Total Authors: 1
Document type: Doctoral Thesis
Press: São Paulo.
Institution: Universidade de São Paulo (USP). Instituto de Ciências Biomédicas (ICB/SDI)
Defense date:
Examining board members:
Waldir Pereira Elias Junior; Tania Aparecida Tardelli Gomes do Amaral; Marcia Pinto Alves Mayer; Maria Leonor Sarno de Oliveira; Rosa Maria Silva
Advisor: Waldir Pereira Elias Junior

Atypical enteropathogenic Escherichia coli (aEPEC) is one of the most important pathogen causing diarrhea disease worldwide. The hallmark of aEPEC pathogenesis is the ability to cause attaching and effacing (A/E) lesions on intestinal epithelium, a property triggered by proteins encoded on a pathogenicity island called locus of enterocyte effacement (LEE). While some aEPEC require tyrosine phosphorylation (Y-P) of Tir to trigger actin assembling, certain strains whose Tir is not tyrosine phosphorylated utilize the T3SS effector Tir-cytoskeleton coupling protein (TccP/TccP2) for efficient actin polymerization. In the present study, we evaluated the prevalence, production, and functions played by the EspFU protein on important aspects of aEPEC pathogenesis, such as interaction with epithelial cells and intestinal colonization. The tccP and/or tccP2 genes were detected in 45.8% of the aEPEC strains, with a predominance of tccP2 allele. Most of these strains carried tirY-P, suggesting that can trigger actin polymerization using both Tir tyrosine phosphorylation and TccP/TccP2 pathways. aEPEC strains carrying tccP or tccP2 were significantly associated to phylogroups E and B1, respectively.
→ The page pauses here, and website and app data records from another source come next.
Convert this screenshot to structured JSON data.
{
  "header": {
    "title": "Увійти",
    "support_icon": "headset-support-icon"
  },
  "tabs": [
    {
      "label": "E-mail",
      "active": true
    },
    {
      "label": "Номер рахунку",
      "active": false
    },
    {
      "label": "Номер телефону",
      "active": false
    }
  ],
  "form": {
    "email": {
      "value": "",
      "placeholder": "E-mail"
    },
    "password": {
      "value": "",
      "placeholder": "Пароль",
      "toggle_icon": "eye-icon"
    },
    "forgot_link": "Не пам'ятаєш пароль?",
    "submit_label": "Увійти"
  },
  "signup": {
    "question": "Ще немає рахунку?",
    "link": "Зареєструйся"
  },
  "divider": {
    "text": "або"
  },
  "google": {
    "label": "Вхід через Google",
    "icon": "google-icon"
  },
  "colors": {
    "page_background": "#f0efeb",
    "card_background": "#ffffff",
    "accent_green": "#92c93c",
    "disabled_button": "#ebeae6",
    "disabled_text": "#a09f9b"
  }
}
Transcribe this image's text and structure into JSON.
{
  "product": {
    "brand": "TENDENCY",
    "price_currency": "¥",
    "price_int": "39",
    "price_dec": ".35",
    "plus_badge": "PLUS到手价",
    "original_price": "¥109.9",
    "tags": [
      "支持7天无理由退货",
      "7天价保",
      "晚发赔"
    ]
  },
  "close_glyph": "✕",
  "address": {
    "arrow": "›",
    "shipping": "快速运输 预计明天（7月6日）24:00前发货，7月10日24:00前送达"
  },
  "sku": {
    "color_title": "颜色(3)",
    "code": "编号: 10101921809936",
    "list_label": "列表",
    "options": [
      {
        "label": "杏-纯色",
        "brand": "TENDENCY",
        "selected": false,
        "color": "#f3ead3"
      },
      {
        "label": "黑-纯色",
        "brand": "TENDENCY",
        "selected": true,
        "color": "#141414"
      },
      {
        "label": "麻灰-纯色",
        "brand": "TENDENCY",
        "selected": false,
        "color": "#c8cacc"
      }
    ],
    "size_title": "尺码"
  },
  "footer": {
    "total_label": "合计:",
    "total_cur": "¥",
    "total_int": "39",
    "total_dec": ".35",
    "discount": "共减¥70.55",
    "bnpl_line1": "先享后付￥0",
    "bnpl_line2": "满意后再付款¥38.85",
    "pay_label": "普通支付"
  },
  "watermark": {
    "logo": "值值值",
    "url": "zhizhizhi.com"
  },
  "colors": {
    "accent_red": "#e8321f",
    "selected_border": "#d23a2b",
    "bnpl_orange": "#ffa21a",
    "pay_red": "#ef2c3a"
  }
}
We also observed a differential production of TccP/TccP2 among the strains, regardless genotypes and phylogeny. Deletion of espFU from aEPEC BA320 (serotype O55:H7) significantly decreased bacterial adherence and impaired the ability to induce actin rearrangement in HeLa cells after 6 h of infection. Also, the espFU mutant showed lower colonization levels compared to the wild-type strain in a murine infection model. Analysis of the kinetics of pedestal formation showed EspFU-expressing strains were more adherent and induced actin rearrangement more rapidly than Tir-phosphorylated (TirY-P) producing aEPEC. Importantly, bacterial adherence and pedestal formation driven by EspFU downregulated the LEE expression, and also induced changes in the epithelial transcriptional response, specifically by activating pro-inflammatory genes such as NKFB, IL6 and IL8. In summary, our data suggest that EspFU protein is widely and phylogenetically distributed among aEPEC strains, and play an important role on bacterial attachment and intestinal colonization. Moreover, aEPEC could induce inflammation in a EspFU-dependent manner. (AU)

FAPESP's process: 13/17403-0 - Role of EspFu protein on atypical enteropathogenic Escherichia coli
Grantee:Fernando Henrique Martins
Support Opportunities: Scholarships in Brazil - Doctorate